The researchers found that by the age of seven, around one in four girls have weight issues compared with just one in six boys.
Experts theorize that more sedentary lives in front of televisions and computers, less physical activity, and too much pampering from parents may be responsible for girls being fatter than their male counterparts.
Lead author of the study, Dr Alice Sullivan stated, "Girls and only children are more likely to become overweight between the ages of five and seven. It is not clear whether the increased risk for girls is due to them being over-fed compared to boys, or because they are involved in less physical activity – perhaps due to the over-protectiveness of parents – or some combination of the two.
"Similarly, we do not know whether only children are less active due to lack of siblings, or over-fed by indulgent parents.
"Either way, making parents aware of the increased risk to girls and only children may help to modify their behaviour."
Changes in kids' weight in first 7 years of life traced
A study conducted by the Institute of Education, which is part of the University of London, traced the changes in children’s weight over the first seven years of their life.
The researchers analyzed the body weights of 11,000 children, born between 2000 and 2002, who were part of the Millennium Cohort Study.
Revelations of the study
The investigators found that apart from gender, the number of siblings a kid had also pointed towards weight problems.
It was noted that seven-year-olds without brothers and sisters were 25 percent more inclined to be overweight than those with one sibling.
Also, the odds of obesity in an only child rose by 30 percent compared to those with two siblings.
The study also found that kids who were heavier by five years were 25 times more likely to have weight problems at age seven as opposed to children of normal weight.
Another interesting aspect of the study was that kids whose parents were obese or inclined to smoke were also likely to be overweight.
The researchers stated, “The importance of parents’, and especially mothers’ BMI, suggests that overweight is a family problem, and health messages need to be targeted at mothers in particular.

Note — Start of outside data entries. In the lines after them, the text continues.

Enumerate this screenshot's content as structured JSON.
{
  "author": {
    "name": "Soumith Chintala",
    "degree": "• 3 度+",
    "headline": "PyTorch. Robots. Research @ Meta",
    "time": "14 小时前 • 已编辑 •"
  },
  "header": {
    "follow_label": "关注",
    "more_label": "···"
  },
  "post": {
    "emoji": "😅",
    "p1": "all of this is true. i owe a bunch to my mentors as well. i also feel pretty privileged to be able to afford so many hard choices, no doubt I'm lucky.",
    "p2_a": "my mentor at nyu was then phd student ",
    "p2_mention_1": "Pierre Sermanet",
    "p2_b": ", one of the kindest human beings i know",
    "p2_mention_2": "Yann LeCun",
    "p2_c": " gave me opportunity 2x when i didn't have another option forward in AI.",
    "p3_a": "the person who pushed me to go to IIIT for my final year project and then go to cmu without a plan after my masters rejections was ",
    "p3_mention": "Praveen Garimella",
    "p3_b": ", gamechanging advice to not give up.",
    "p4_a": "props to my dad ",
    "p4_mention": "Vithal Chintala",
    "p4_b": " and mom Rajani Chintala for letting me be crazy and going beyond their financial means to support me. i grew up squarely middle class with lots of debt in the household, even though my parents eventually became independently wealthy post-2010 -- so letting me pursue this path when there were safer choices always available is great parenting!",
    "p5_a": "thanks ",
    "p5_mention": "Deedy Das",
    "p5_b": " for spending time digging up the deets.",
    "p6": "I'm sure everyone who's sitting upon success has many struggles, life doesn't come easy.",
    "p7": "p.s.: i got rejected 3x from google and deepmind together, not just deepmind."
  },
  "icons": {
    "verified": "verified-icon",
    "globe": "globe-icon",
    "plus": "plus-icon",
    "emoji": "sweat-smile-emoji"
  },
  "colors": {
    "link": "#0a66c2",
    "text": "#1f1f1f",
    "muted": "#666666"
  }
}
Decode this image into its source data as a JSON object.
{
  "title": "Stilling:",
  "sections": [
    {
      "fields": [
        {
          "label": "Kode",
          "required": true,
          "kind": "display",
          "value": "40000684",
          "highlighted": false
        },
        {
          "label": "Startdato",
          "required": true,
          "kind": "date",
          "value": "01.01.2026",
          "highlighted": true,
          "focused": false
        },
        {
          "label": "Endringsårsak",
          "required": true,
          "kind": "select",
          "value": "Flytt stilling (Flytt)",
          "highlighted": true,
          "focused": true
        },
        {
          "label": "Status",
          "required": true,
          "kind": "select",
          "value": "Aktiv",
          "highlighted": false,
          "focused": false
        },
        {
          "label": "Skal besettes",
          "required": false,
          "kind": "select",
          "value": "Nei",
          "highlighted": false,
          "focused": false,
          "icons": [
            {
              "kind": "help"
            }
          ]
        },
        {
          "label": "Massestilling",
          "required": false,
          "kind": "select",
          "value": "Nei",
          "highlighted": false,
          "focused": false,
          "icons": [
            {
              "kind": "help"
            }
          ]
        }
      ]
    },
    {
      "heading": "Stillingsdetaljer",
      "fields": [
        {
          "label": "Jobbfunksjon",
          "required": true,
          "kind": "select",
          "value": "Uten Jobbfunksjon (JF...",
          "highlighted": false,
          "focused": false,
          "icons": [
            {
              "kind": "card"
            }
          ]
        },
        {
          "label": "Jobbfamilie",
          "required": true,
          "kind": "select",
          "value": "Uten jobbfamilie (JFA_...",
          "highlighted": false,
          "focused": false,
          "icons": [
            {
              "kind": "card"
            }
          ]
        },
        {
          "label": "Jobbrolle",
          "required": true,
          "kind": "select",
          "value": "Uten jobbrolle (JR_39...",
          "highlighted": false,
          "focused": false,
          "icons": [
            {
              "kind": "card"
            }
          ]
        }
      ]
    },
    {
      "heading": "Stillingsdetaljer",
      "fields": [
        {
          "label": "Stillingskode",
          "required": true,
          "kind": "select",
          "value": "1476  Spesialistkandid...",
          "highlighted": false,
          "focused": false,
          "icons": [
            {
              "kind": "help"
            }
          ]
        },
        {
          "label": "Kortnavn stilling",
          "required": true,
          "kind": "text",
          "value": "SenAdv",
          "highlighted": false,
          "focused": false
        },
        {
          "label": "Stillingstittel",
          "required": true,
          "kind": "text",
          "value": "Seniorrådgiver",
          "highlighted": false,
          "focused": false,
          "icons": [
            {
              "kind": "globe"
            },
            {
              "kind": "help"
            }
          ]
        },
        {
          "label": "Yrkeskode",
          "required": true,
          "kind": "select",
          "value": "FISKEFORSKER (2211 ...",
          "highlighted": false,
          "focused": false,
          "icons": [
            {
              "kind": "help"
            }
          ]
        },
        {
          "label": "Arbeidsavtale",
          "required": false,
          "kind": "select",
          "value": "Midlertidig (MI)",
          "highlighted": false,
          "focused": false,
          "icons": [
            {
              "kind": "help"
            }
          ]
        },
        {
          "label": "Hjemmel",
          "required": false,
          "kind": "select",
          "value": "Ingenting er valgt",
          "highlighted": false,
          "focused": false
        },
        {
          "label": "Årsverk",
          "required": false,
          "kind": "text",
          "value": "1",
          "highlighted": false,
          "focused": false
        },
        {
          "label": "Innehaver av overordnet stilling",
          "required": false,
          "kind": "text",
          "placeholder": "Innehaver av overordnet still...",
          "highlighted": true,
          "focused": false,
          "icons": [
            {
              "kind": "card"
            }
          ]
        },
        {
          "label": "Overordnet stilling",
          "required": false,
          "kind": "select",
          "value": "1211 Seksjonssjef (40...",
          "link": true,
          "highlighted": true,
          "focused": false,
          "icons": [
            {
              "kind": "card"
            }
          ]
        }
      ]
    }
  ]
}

“Childhood overweight appears to be primarily due to an obesogenic home environment rather than individual child level factors.”